This is despite Salford's James Lomas arriving late and causing England to start the match with eleven players. Fish missed the conversion and so the Other Nationalities were able to level the scores a little Welshman Thomas crashing over for a try; the conversion was missed and going into half-time the score was tied 3–3. In the second half Thomas went over for another try before Wigan's Harris sealed a 9–3 win for the Other Nationalities in the final minutes of the match. A total of 6,000 spectators turned up for the match, considered a poor showing despite a Broughton Rangers v Bradford cup clash being scheduled on the same day. In 1905 a match between the two sides was played at Bradford; this time England won 26–11 though they were losing 11–0 at half-time. Wigan's Jim Leytham scored four tries in a record that still stand today; the match was played with fifteen players on each side and so was the 1906 match. Played in Wigan again, the match finished a 3–3 draw; the concept was abandoned after the 1906 match.
By 1908 the game had expanded much more into Australia, New Zealand and Wales and England began playing those teams. Harold Wagstaff made his debut for England in 1908 against the touring Kangaroos team at 17 years and 228 days; the Other Nationalities side did return in 1921. An England side beat the Australasian team of the 1921–22 Kangaroo tour of Great Britain 4–5 at Highbury. England played only one international between 10 May 1956 and 7 November 1968 an 18–6 victory at Headingley Rugby Stadium, Leeds. England played at the World Cup in 1975 coached by Alex Murphy, played over several months in both hemispheres on a league basis. Great Britain would represent England in the World Cup, but the RLIF wanted to capitalise on the large amount of Welsh players in the game at the time, so England and Wales fielded separate teams. England won a 20 -- 2 victory over France in Leeds in March. In June the Lions suffered their first defeat in just their second match of the tournament, losing 12–7 against a strong Wales side in Brisbane.
A little England managed to hold on for a draw against Australia in Sydney, the final score being 10–10. And they picked up a point in Auckland, drawing 17–17 against New Zealand. At the end of October, after the domestic season had finished, England beat the Welsh 22–16 in Warrington and crossed the English Channel to thrash a French side 48–2 in Bordeaux.

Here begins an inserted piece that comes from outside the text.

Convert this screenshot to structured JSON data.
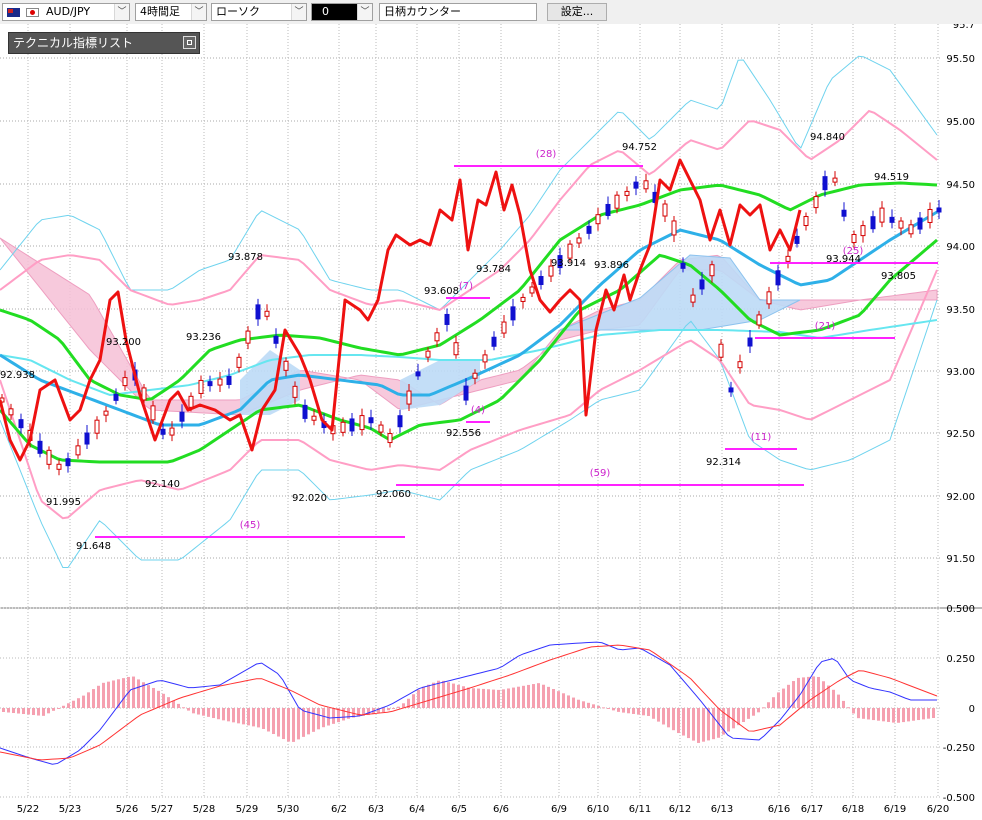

Bradford played host the England versus New Zealand match, in which England won comfortably 27–12. At the start of November, England sque